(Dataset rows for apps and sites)
━━━━
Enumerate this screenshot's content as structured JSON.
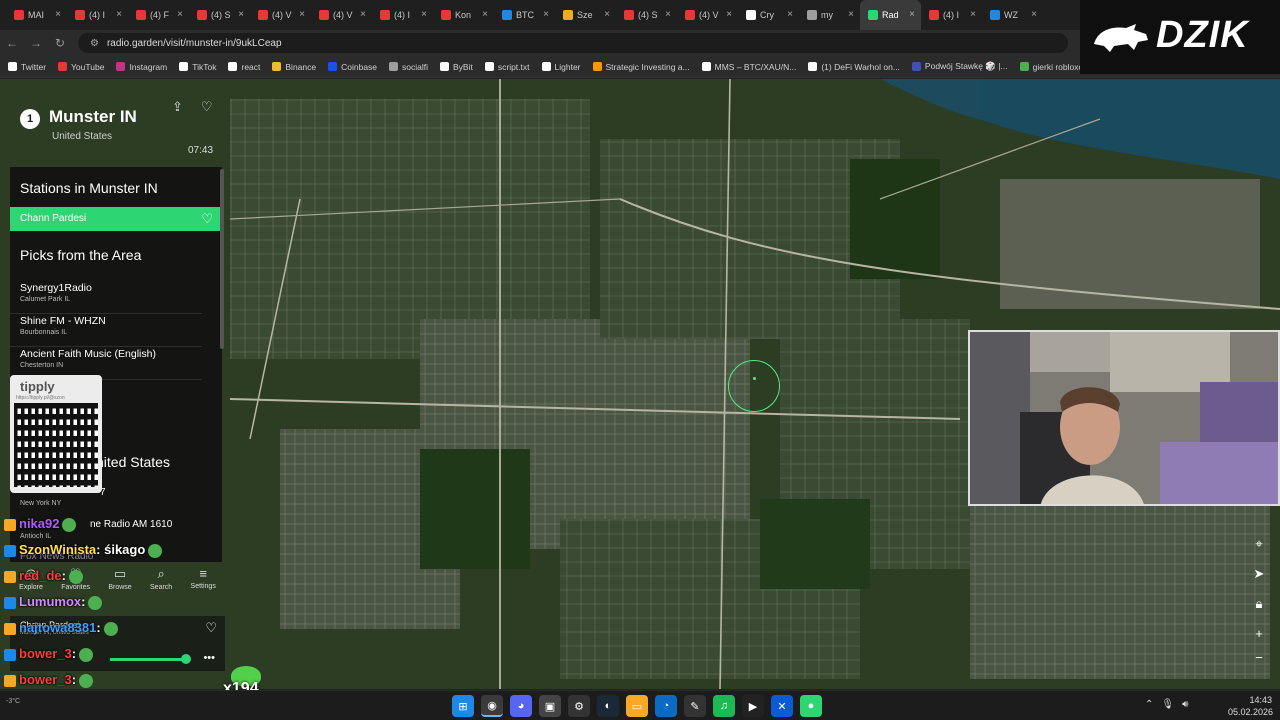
{
  "browser": {
    "tabs": [
      {
        "label": "MAI",
        "color": "#e53935"
      },
      {
        "label": "(4) I",
        "color": "#e53935"
      },
      {
        "label": "(4) F",
        "color": "#e53935"
      },
      {
        "label": "(4) S",
        "color": "#e53935"
      },
      {
        "label": "(4) V",
        "color": "#e53935"
      },
      {
        "label": "(4) V",
        "color": "#e53935"
      },
      {
        "label": "(4) I",
        "color": "#e53935"
      },
      {
        "label": "Kon",
        "color": "#e53935"
      },
      {
        "label": "BTC",
        "color": "#1e88e5"
      },
      {
        "label": "Sze",
        "color": "#f9a825"
      },
      {
        "label": "(4) S",
        "color": "#e53935"
      },
      {
        "label": "(4) V",
        "color": "#e53935"
      },
      {
        "label": "Cry",
        "color": "#ffffff"
      },
      {
        "label": "my",
        "color": "#9e9e9e"
      },
      {
        "label": "Rad",
        "color": "#2ed573",
        "active": true
      },
      {
        "label": "(4) I",
        "color": "#e53935"
      },
      {
        "label": "WZ",
        "color": "#1e88e5"
      }
    ],
    "url": "radio.garden/visit/munster-in/9ukLCeap",
    "bookmarks": [
      {
        "label": "Twitter",
        "color": "#ffffff"
      },
      {
        "label": "YouTube",
        "color": "#e53935"
      },
      {
        "label": "Instagram",
        "color": "#c13584"
      },
      {
        "label": "TikTok",
        "color": "#ffffff"
      },
      {
        "label": "react",
        "color": "#ffffff"
      },
      {
        "label": "Binance",
        "color": "#f3ba2f"
      },
      {
        "label": "Coinbase",
        "color": "#1652f0"
      },
      {
        "label": "socialfi",
        "color": "#9e9e9e"
      },
      {
        "label": "ByBit",
        "color": "#ffffff"
      },
      {
        "label": "script.txt",
        "color": "#ffffff"
      },
      {
        "label": "Lighter",
        "color": "#ffffff"
      },
      {
        "label": "Strategic Investing a...",
        "color": "#ff9800"
      },
      {
        "label": "MMS – BTC/XAU/N...",
        "color": "#ffffff"
      },
      {
        "label": "(1) DeFi Warhol on...",
        "color": "#ffffff"
      },
      {
        "label": "Podwój Stawkę 🎲 |...",
        "color": "#3f51b5"
      },
      {
        "label": "gierki robloxowe do",
        "color": "#4caf50"
      }
    ]
  },
  "radio": {
    "station_count_badge": "1",
    "city": "Munster IN",
    "country": "United States",
    "local_time": "07:43",
    "stations_heading": "Stations in Munster IN",
    "active_station": "Chann Pardesi",
    "picks_heading": "Picks from the Area",
    "picks": [
      {
        "name": "Synergy1Radio",
        "location": "Calumet Park IL"
      },
      {
        "name": "Shine FM - WHZN",
        "location": "Bourbonnais IL"
      },
      {
        "name": "Ancient Faith Music (English)",
        "location": "Chesterton IN"
      }
    ],
    "partial_heading": "nited States",
    "partial_item_a": "7",
    "partial_item_a_loc": "New York NY",
    "partial_item_b": "ne Radio AM 1610",
    "partial_item_b_loc": "Antioch IL",
    "partial_item_c": "Fox News Radio",
    "nav": [
      "Explore",
      "Favorites",
      "Browse",
      "Search",
      "Settings"
    ],
    "player_station": "Chann Pardesi",
    "player_location": "Munster IN, United States",
    "volume_fraction": 0.95
  },
  "qr": {
    "title": "tipply",
    "url": "https://tipply.pl/@szon"
  },
  "chat": [
    {
      "user": "nika92",
      "text": "",
      "color": "#b05cff"
    },
    {
      "user": "SzonWinista",
      "text": ": śikago",
      "color": "#ffe14a"
    },
    {
      "user": "red_de",
      "text": ":",
      "color": "#ff3b3b"
    },
    {
      "user": "Lumumox",
      "text": ":",
      "color": "#d08aff"
    },
    {
      "user": "najtowa8381",
      "text": ":",
      "color": "#3aa0ff"
    },
    {
      "user": "bower_3",
      "text": ":",
      "color": "#ff3b3b"
    },
    {
      "user": "bower_3",
      "text": ":",
      "color": "#ff3b3b"
    },
    {
      "user": "bower_3",
      "text": ":",
      "color": "#ff3b3b"
    }
  ],
  "overlay": {
    "emote_count": "x194",
    "logo_text": "DZIK"
  },
  "taskbar": {
    "weather": "-3°C",
    "time": "14:43",
    "date": "05.02.2026"
  }
}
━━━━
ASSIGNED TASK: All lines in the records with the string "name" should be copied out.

FINAL ANSWER:
        "name": "Synergy1Radio",
        "name": "Shine FM - WHZN",
        "name": "Ancient Faith Music (English)",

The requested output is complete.